REQUIREMENT:
Check each line of the listing for the word "access" and report how many lines contain it, giving nothing but the number.

RECORDS FOR THIS TASK:
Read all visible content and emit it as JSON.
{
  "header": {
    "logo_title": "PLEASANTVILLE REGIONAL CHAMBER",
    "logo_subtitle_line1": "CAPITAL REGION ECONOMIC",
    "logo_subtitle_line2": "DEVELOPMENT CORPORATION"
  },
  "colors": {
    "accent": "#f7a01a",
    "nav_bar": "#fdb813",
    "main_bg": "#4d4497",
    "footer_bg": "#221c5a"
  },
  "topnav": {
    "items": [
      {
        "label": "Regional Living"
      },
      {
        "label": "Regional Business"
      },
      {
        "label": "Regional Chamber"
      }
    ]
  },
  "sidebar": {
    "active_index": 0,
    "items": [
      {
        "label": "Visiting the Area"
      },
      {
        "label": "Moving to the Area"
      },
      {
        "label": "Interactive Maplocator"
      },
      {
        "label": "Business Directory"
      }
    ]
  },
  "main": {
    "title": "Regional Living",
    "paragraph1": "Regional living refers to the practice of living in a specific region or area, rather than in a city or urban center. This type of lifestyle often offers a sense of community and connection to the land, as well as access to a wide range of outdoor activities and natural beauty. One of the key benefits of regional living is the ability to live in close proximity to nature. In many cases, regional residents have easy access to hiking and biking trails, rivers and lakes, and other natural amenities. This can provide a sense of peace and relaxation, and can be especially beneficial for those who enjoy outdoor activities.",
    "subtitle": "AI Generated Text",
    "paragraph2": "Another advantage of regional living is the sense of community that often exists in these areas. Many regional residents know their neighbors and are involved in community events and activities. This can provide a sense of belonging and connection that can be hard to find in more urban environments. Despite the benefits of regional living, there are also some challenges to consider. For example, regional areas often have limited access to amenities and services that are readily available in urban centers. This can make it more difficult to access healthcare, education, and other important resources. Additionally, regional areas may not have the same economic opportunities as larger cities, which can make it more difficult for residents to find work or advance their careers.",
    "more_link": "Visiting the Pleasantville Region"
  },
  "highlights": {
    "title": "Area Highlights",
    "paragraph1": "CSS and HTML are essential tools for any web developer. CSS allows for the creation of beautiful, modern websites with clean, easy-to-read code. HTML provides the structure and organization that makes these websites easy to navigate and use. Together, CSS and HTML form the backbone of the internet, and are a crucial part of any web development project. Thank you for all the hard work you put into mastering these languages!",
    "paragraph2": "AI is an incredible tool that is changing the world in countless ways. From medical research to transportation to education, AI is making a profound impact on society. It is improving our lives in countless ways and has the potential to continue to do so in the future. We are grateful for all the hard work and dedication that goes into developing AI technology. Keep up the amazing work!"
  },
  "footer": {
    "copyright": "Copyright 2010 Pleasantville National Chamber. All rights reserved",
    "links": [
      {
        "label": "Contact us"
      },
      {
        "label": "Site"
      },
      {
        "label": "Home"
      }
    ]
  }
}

REPLY TO THE EXERCISE:
2